Data records for software interfaces
--------

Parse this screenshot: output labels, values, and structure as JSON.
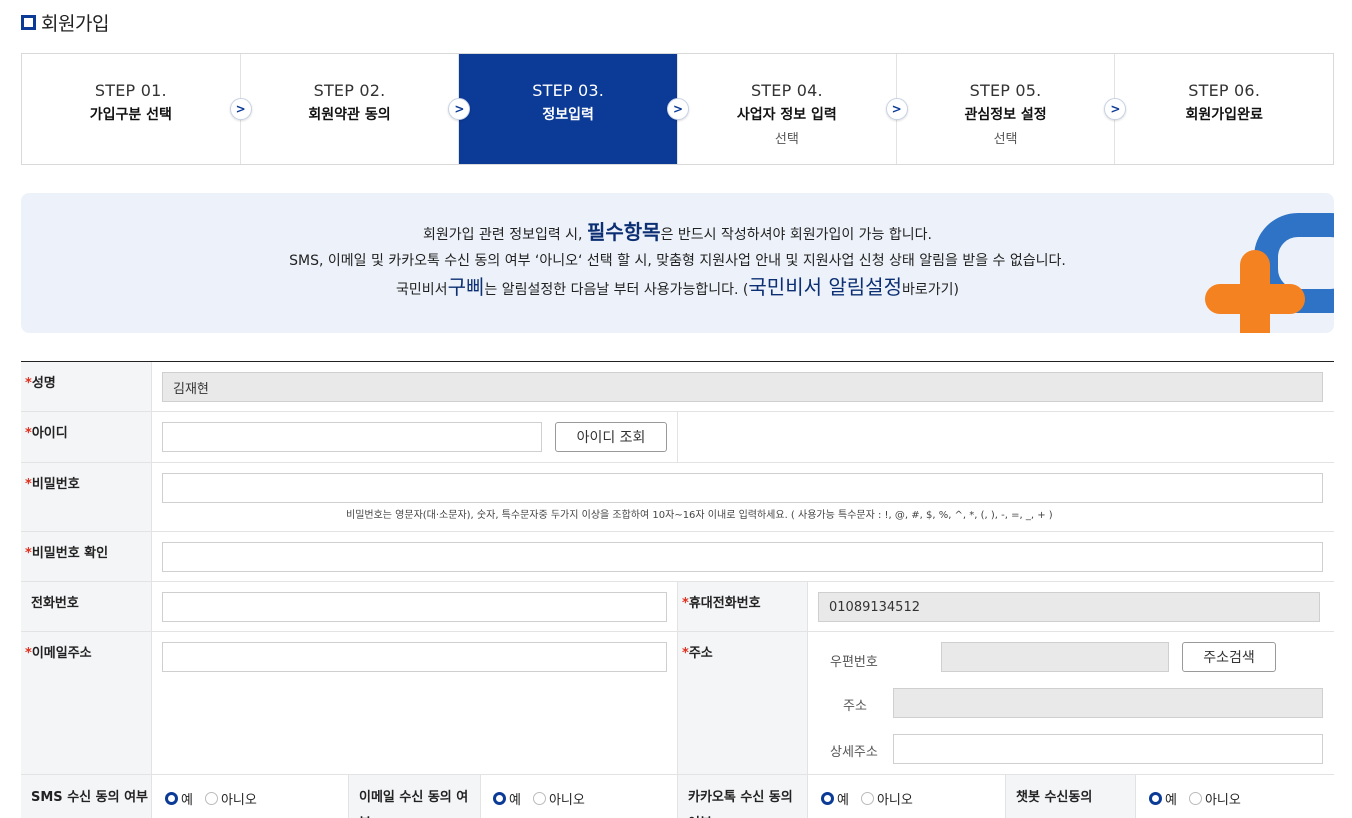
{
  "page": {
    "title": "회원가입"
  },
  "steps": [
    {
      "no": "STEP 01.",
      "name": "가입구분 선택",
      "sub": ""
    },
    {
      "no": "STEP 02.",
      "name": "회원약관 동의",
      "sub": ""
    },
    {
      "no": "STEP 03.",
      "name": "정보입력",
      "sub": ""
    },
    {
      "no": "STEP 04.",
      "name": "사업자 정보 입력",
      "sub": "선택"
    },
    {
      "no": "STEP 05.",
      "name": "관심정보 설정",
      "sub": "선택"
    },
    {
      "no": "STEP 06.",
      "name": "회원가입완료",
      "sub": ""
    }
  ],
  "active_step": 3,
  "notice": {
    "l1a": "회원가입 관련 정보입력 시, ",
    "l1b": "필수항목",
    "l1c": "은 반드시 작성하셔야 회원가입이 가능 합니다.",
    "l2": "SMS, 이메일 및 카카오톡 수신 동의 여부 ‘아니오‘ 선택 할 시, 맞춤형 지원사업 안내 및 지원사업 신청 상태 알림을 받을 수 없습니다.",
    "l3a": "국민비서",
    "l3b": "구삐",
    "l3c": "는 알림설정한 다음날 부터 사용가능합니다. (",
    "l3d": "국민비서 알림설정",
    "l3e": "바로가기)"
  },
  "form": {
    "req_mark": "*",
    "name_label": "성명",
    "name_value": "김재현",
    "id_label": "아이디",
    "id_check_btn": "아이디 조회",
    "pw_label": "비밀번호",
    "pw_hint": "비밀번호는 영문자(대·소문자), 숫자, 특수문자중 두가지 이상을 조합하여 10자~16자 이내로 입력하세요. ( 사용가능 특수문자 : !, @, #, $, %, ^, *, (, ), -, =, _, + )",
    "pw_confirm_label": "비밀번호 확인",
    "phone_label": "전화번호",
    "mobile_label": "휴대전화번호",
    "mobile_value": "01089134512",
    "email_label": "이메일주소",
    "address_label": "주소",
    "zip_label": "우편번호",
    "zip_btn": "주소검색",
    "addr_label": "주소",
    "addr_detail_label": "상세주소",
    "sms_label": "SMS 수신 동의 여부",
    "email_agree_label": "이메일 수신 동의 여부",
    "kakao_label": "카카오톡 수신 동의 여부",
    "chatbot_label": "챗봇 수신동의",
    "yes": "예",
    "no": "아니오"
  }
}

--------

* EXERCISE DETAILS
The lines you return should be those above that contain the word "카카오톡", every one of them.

* SOLUTION
    "l2": "SMS, 이메일 및 카카오톡 수신 동의 여부 ‘아니오‘ 선택 할 시, 맞춤형 지원사업 안내 및 지원사업 신청 상태 알림을 받을 수 없습니다.",
    "kakao_label": "카카오톡 수신 동의 여부",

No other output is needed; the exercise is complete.